Just two days after the horrendous events of 9/11 at the World Trade Center in New York City, a construction worker approached a Catholic priest standing among the smoking ruins, “Father, do you want to see God’s house?” he asked. “Look over there.”*
Father Brian Jordan squinted across the tons of twisted rubble and replied, “What am I looking for?” “Just keep looking, Father, and see what you see.”
The priest suddenly gasped, “Oh my, I see it.” The 17 ft. long crossbeam left standing amidst the twisted steel and drifting smoke at an oddly vertical angle was, of all things, across.
This site immediately became a place of impromptu prayer and reflection for dozens first, then hundreds, who gathered there. Surrounded by the ugly charred symbols of the worst humans can do to one another, it stood as a powerful reminder that God was right there in our midst on that fateful day.
“Father, they might put this in some dump heap,” the construction worker said the day of the great discovery.
“No, no, they will not,” was the priest’s resolute reply. He was right.
Throughout the ages, many have attempted to consign the cross to the ash heap of history. None have succeeded. Recently, some atheist groups have demanded that the cross found at Ground Zero be removed from any memorial to the fallen victims. They claim it violates the constitutionally guaranteed wall of separation between church and state.
We maintain their position is a clear misinterpretation of our nation’s cultural, legal, and religious history. The Founding Fathers envisioned an America with freedom of religion rather than freedom from religion. The term “wall of separation between church and state” appears neither in the Declaration of Independence nor in the Constitution. It first appeared well over a decade later, I a private letter written by Thomas Jefferson to a group of concerned clergy in Danbury, Connecticut.
Jefferson’s intent was not to warn New England pastors to keep any reference to God out of the realm of public life. He firmly believed in their right to openly practice religion, a right emanating from an authority higher than the federal government. On the third panel of the Jefferson Memorial in Washington, D.C. are engraved the words, “God who gave us life gave us liberty.

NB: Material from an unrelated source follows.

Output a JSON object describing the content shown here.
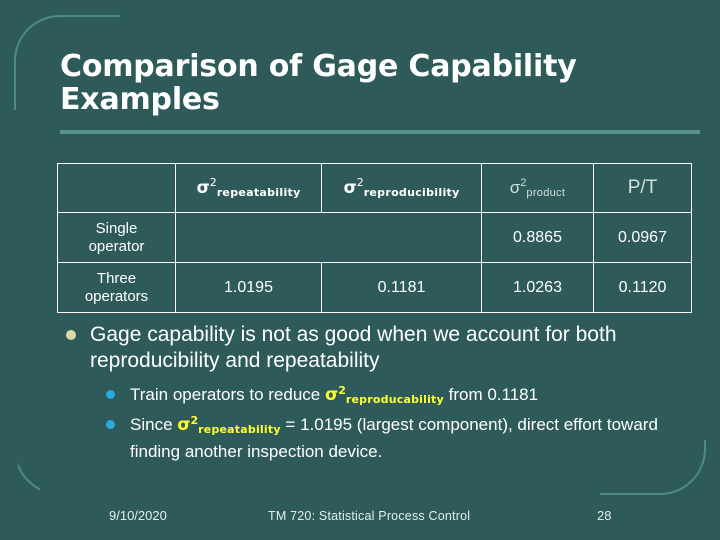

Can the liberties of a nation be secure when we have removed a conviction that these liberties are the gift of God?” **
Back to the cross found at Ground Zero, even members of other faith groups have recognized its vital role in providing healing and consolation to the grief-stricken survivors of 9/11. Rich Shirer, New York’s Director of Emergency Management at the time of 9/11, acknowledged the enduring legacy of this amazing symbol when he said, “Intellectually, you know it’s just a piece of steel, but you saw the impact it had on so many people, and you knew it was more than just steel.”
For Christians, the cross has had deep and transcendent meaning for nearly 2,000 years. Though once employed by the ancient Romans as their most vile and humiliating means of execution, the early Christians embraced it as their central symbol of sacrificial love, divine forgiveness, and human redemption. The same is true today.
On September 14, 2001, just three days after the attack on the World Trade Center, The Reverend Billy Graham spoke of the power of the cross to bring hope and healing to the nation in his address at the National Cathedral in Washington, D.C. Among his comments he noted:
Here in this majestic National Cathedral, we see all around us the symbols of the cross. He went on to say …the cross tells us that God understands our sin and our suffering.
And from the cross, God declares “I love you. I know the heartaches and the sorrows and the pains that you feel.”
We hope during this Thanksgiving, whatever your faith background may be, the cross will become more to you than just steel. During these times of high unemployment, foreclosures; divisive partisan politics, and other difficulties, let us be thankful for this reminder of His love, forgiveness, and redemption that brings us comfort and peace.
The Law Offices of MarkS. Knutson, S.C